#### Your assignment:
Reproduce the full listing below exactly. Do not include the pictures.

#### Data listing:
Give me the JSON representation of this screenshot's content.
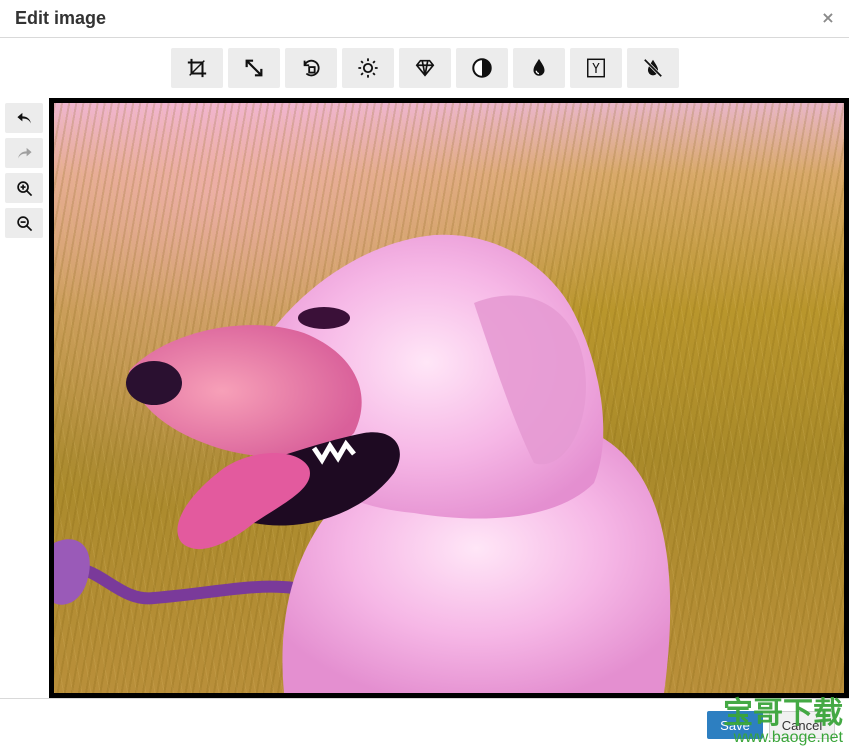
{
  "dialog": {
    "title": "Edit image",
    "close_label": "×"
  },
  "toolbar": {
    "tools": [
      {
        "icon": "crop-icon"
      },
      {
        "icon": "resize-icon"
      },
      {
        "icon": "rotate-icon"
      },
      {
        "icon": "brightness-icon"
      },
      {
        "icon": "sharpen-icon"
      },
      {
        "icon": "contrast-icon"
      },
      {
        "icon": "color-levels-icon"
      },
      {
        "icon": "gamma-icon"
      },
      {
        "icon": "invert-icon"
      }
    ],
    "gamma_glyph": "Y"
  },
  "side_tools": [
    {
      "icon": "undo-icon",
      "enabled": true
    },
    {
      "icon": "redo-icon",
      "enabled": false
    },
    {
      "icon": "zoom-in-icon",
      "enabled": true
    },
    {
      "icon": "zoom-out-icon",
      "enabled": true
    }
  ],
  "image": {
    "subject": "dog-photo"
  },
  "footer": {
    "save_label": "Save",
    "cancel_label": "Cancel"
  },
  "watermark": {
    "text_cn": "宝哥下载",
    "url": "www.baoge.net"
  },
  "colors": {
    "accent": "#2d7fc1",
    "button_bg": "#ececec",
    "frame": "#000000",
    "watermark": "#3aa53a"
  }
}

#### Solution for this exercise:
Give me the JSON representation of this screenshot's content.
{
  "dialog": {
    "title": "Edit image",
    "close_label": "×"
  },
  "toolbar": {
    "tools": [
      {
        "icon": "crop-icon"
      },
      {
        "icon": "resize-icon"
      },
      {
        "icon": "rotate-icon"
      },
      {
        "icon": "brightness-icon"
      },
      {
        "icon": "sharpen-icon"
      },
      {
        "icon": "contrast-icon"
      },
      {
        "icon": "color-levels-icon"
      },
      {
        "icon": "gamma-icon"
      },
      {
        "icon": "invert-icon"
      }
    ],
    "gamma_glyph": "Y"
  },
  "side_tools": [
    {
      "icon": "undo-icon",
      "enabled": true
    },
    {
      "icon": "redo-icon",
      "enabled": false
    },
    {
      "icon": "zoom-in-icon",
      "enabled": true
    },
    {
      "icon": "zoom-out-icon",
      "enabled": true
    }
  ],
  "image": {
    "subject": "dog-photo"
  },
  "footer": {
    "save_label": "Save",
    "cancel_label": "Cancel"
  },
  "watermark": {
    "text_cn": "宝哥下载",
    "url": "www.baoge.net"
  },
  "colors": {
    "accent": "#2d7fc1",
    "button_bg": "#ececec",
    "frame": "#000000",
    "watermark": "#3aa53a"
  }
}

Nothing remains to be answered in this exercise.